EXERCISE PROMPT
Could you write out the records below exactly, without omitting a line?

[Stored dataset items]

************

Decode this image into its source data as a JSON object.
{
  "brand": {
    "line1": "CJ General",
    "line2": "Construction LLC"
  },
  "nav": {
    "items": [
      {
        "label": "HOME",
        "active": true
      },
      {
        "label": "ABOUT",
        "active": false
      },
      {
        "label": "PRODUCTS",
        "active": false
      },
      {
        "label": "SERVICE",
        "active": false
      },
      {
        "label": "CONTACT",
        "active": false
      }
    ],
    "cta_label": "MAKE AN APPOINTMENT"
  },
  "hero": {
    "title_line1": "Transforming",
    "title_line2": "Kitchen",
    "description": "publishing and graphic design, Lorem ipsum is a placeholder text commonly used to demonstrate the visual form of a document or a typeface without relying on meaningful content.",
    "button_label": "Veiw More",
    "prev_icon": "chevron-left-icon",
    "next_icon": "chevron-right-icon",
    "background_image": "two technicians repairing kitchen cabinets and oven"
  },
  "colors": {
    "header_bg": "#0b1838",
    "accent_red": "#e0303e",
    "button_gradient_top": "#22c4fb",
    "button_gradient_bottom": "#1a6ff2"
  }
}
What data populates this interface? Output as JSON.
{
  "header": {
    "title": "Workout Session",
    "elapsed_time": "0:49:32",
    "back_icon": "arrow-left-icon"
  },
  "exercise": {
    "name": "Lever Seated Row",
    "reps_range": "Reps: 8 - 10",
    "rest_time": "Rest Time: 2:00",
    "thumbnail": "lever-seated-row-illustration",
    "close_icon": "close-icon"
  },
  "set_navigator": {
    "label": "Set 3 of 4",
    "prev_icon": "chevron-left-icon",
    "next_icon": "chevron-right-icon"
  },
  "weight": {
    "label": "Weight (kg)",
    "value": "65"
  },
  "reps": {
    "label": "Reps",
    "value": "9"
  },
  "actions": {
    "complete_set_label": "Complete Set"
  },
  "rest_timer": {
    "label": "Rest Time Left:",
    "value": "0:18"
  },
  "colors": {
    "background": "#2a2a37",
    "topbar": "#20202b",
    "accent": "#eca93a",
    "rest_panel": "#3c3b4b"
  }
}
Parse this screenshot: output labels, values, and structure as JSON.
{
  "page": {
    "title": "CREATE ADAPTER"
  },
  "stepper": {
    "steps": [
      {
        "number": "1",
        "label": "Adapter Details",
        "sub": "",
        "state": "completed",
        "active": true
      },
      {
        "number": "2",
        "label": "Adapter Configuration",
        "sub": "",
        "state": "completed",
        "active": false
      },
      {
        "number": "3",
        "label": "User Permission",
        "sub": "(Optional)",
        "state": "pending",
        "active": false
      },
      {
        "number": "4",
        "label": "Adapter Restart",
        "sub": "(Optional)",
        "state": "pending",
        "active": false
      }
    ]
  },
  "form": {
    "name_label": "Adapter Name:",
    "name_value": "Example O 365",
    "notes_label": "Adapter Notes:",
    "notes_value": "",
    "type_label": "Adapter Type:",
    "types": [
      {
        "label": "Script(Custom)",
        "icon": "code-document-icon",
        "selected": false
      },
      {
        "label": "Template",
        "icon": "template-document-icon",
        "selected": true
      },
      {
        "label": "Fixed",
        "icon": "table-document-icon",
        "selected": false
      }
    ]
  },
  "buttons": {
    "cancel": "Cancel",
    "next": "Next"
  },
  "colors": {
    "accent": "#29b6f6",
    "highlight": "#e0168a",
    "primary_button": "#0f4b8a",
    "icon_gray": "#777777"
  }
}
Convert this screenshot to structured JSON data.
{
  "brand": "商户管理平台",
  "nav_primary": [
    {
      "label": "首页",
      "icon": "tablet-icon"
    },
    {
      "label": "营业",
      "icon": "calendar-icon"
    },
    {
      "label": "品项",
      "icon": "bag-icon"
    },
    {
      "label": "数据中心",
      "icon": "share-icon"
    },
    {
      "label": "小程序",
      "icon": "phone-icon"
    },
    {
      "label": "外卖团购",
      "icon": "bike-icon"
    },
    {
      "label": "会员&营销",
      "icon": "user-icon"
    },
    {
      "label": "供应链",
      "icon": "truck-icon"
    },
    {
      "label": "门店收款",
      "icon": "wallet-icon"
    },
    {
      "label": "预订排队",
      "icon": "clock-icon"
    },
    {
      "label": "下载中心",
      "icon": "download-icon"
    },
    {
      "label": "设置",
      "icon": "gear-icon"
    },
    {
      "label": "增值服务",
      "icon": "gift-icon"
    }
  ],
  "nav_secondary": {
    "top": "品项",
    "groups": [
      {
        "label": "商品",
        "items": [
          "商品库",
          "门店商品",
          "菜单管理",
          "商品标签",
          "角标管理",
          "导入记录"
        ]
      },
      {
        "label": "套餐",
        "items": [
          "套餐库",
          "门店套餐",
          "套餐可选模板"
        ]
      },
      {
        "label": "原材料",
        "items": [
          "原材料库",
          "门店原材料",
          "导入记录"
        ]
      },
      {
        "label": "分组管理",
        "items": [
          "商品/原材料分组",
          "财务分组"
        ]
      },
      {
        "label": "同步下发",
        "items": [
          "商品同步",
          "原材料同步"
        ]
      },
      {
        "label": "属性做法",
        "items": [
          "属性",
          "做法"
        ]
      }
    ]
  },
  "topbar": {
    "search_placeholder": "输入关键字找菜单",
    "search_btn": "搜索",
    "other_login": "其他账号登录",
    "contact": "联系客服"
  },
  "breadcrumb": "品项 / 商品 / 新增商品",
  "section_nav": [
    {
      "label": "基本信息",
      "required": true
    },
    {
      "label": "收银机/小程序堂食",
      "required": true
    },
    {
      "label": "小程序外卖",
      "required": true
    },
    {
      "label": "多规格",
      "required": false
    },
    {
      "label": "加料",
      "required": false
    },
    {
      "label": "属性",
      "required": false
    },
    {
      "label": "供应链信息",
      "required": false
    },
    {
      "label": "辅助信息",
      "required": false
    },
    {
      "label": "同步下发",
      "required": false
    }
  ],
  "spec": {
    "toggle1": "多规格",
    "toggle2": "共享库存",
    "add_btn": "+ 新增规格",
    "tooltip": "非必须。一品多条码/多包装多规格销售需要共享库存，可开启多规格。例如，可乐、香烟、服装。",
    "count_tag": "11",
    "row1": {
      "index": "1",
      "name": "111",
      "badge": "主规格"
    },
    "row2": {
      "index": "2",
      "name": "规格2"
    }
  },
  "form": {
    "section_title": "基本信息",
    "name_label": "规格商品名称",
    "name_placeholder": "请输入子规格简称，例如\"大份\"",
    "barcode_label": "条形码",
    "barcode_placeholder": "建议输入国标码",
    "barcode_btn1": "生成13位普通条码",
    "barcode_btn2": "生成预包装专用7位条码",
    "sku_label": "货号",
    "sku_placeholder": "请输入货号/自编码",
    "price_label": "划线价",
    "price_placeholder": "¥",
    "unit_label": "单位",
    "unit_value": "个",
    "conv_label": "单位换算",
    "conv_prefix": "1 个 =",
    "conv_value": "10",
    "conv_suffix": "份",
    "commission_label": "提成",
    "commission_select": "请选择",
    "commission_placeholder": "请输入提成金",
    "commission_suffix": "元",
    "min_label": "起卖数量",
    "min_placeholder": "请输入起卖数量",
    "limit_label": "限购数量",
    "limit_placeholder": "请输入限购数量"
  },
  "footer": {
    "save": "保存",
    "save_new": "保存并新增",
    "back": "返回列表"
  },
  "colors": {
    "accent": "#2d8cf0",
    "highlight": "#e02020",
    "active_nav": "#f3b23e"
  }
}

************

TASK ANSWER
Decode this image into its source data as a JSON object.
{
  "brand": {
    "line1": "CJ General",
    "line2": "Construction LLC"
  },
  "nav": {
    "items": [
      {
        "label": "HOME",
        "active": true
      },
      {
        "label": "ABOUT",
        "active": false
      },
      {
        "label": "PRODUCTS",
        "active": false
      },
      {
        "label": "SERVICE",
        "active": false
      },
      {
        "label": "CONTACT",
        "active": false
      }
    ],
    "cta_label": "MAKE AN APPOINTMENT"
  },
  "hero": {
    "title_line1": "Transforming",
    "title_line2": "Kitchen",
    "description": "publishing and graphic design, Lorem ipsum is a placeholder text commonly used to demonstrate the visual form of a document or a typeface without relying on meaningful content.",
    "button_label": "Veiw More",
    "prev_icon": "chevron-left-icon",
    "next_icon": "chevron-right-icon",
    "background_image": "two technicians repairing kitchen cabinets and oven"
  },
  "colors": {
    "header_bg": "#0b1838",
    "accent_red": "#e0303e",
    "button_gradient_top": "#22c4fb",
    "button_gradient_bottom": "#1a6ff2"
  }
}
What data populates this interface? Output as JSON.
{
  "header": {
    "title": "Workout Session",
    "elapsed_time": "0:49:32",
    "back_icon": "arrow-left-icon"
  },
  "exercise": {
    "name": "Lever Seated Row",
    "reps_range": "Reps: 8 - 10",
    "rest_time": "Rest Time: 2:00",
    "thumbnail": "lever-seated-row-illustration",
    "close_icon": "close-icon"
  },
  "set_navigator": {
    "label": "Set 3 of 4",
    "prev_icon": "chevron-left-icon",
    "next_icon": "chevron-right-icon"
  },
  "weight": {
    "label": "Weight (kg)",
    "value": "65"
  },
  "reps": {
    "label": "Reps",
    "value": "9"
  },
  "actions": {
    "complete_set_label": "Complete Set"
  },
  "rest_timer": {
    "label": "Rest Time Left:",
    "value": "0:18"
  },
  "colors": {
    "background": "#2a2a37",
    "topbar": "#20202b",
    "accent": "#eca93a",
    "rest_panel": "#3c3b4b"
  }
}
Parse this screenshot: output labels, values, and structure as JSON.
{
  "page": {
    "title": "CREATE ADAPTER"
  },
  "stepper": {
    "steps": [
      {
        "number": "1",
        "label": "Adapter Details",
        "sub": "",
        "state": "completed",
        "active": true
      },
      {
        "number": "2",
        "label": "Adapter Configuration",
        "sub": "",
        "state": "completed",
        "active": false
      },
      {
        "number": "3",
        "label": "User Permission",
        "sub": "(Optional)",
        "state": "pending",
        "active": false
      },
      {
        "number": "4",
        "label": "Adapter Restart",
        "sub": "(Optional)",
        "state": "pending",
        "active": false
      }
    ]
  },
  "form": {
    "name_label": "Adapter Name:",
    "name_value": "Example O 365",
    "notes_label": "Adapter Notes:",
    "notes_value": "",
    "type_label": "Adapter Type:",
    "types": [
      {
        "label": "Script(Custom)",
        "icon": "code-document-icon",
        "selected": false
      },
      {
        "label": "Template",
        "icon": "template-document-icon",
        "selected": true
      },
      {
        "label": "Fixed",
        "icon": "table-document-icon",
        "selected": false
      }
    ]
  },
  "buttons": {
    "cancel": "Cancel",
    "next": "Next"
  },
  "colors": {
    "accent": "#29b6f6",
    "highlight": "#e0168a",
    "primary_button": "#0f4b8a",
    "icon_gray": "#777777"
  }
}
Convert this screenshot to structured JSON data.
{
  "brand": "商户管理平台",
  "nav_primary": [
    {
      "label": "首页",
      "icon": "tablet-icon"
    },
    {
      "label": "营业",
      "icon": "calendar-icon"
    },
    {
      "label": "品项",
      "icon": "bag-icon"
    },
    {
      "label": "数据中心",
      "icon": "share-icon"
    },
    {
      "label": "小程序",
      "icon": "phone-icon"
    },
    {
      "label": "外卖团购",
      "icon": "bike-icon"
    },
    {
      "label": "会员&营销",
      "icon": "user-icon"
    },
    {
      "label": "供应链",
      "icon": "truck-icon"
    },
    {
      "label": "门店收款",
      "icon": "wallet-icon"
    },
    {
      "label": "预订排队",
      "icon": "clock-icon"
    },
    {
      "label": "下载中心",
      "icon": "download-icon"
    },
    {
      "label": "设置",
      "icon": "gear-icon"
    },
    {
      "label": "增值服务",
      "icon": "gift-icon"
    }
  ],
  "nav_secondary": {
    "top": "品项",
    "groups": [
      {
        "label": "商品",
        "items": [
          "商品库",
          "门店商品",
          "菜单管理",
          "商品标签",
          "角标管理",
          "导入记录"
        ]
      },
      {
        "label": "套餐",
        "items": [
          "套餐库",
          "门店套餐",
          "套餐可选模板"
        ]
      },
      {
        "label": "原材料",
        "items": [
          "原材料库",
          "门店原材料",
          "导入记录"
        ]
      },
      {
        "label": "分组管理",
        "items": [
          "商品/原材料分组",
          "财务分组"
        ]
      },
      {
        "label": "同步下发",
        "items": [
          "商品同步",
          "原材料同步"
        ]
      },
      {
        "label": "属性做法",
        "items": [
          "属性",
          "做法"
        ]
      }
    ]
  },
  "topbar": {
    "search_placeholder": "输入关键字找菜单",
    "search_btn": "搜索",
    "other_login": "其他账号登录",
    "contact": "联系客服"
  },
  "breadcrumb": "品项 / 商品 / 新增商品",
  "section_nav": [
    {
      "label": "基本信息",
      "required": true
    },
    {
      "label": "收银机/小程序堂食",
      "required": true
    },
    {
      "label": "小程序外卖",
      "required": true
    },
    {
      "label": "多规格",
      "required": false
    },
    {
      "label": "加料",
      "required": false
    },
    {
      "label": "属性",
      "required": false
    },
    {
      "label": "供应链信息",
      "required": false
    },
    {
      "label": "辅助信息",
      "required": false
    },
    {
      "label": "同步下发",
      "required": false
    }
  ],
  "spec": {
    "toggle1": "多规格",
    "toggle2": "共享库存",
    "add_btn": "+ 新增规格",
    "tooltip": "非必须。一品多条码/多包装多规格销售需要共享库存，可开启多规格。例如，可乐、香烟、服装。",
    "count_tag": "11",
    "row1": {
      "index": "1",
      "name": "111",
      "badge": "主规格"
    },
    "row2": {
      "index": "2",
      "name": "规格2"
    }
  },
  "form": {
    "section_title": "基本信息",
    "name_label": "规格商品名称",
    "name_placeholder": "请输入子规格简称，例如\"大份\"",
    "barcode_label": "条形码",
    "barcode_placeholder": "建议输入国标码",
    "barcode_btn1": "生成13位普通条码",
    "barcode_btn2": "生成预包装专用7位条码",
    "sku_label": "货号",
    "sku_placeholder": "请输入货号/自编码",
    "price_label": "划线价",
    "price_placeholder": "¥",
    "unit_label": "单位",
    "unit_value": "个",
    "conv_label": "单位换算",
    "conv_prefix": "1 个 =",
    "conv_value": "10",
    "conv_suffix": "份",
    "commission_label": "提成",
    "commission_select": "请选择",
    "commission_placeholder": "请输入提成金",
    "commission_suffix": "元",
    "min_label": "起卖数量",
    "min_placeholder": "请输入起卖数量",
    "limit_label": "限购数量",
    "limit_placeholder": "请输入限购数量"
  },
  "footer": {
    "save": "保存",
    "save_new": "保存并新增",
    "back": "返回列表"
  },
  "colors": {
    "accent": "#2d8cf0",
    "highlight": "#e02020",
    "active_nav": "#f3b23e"
  }
}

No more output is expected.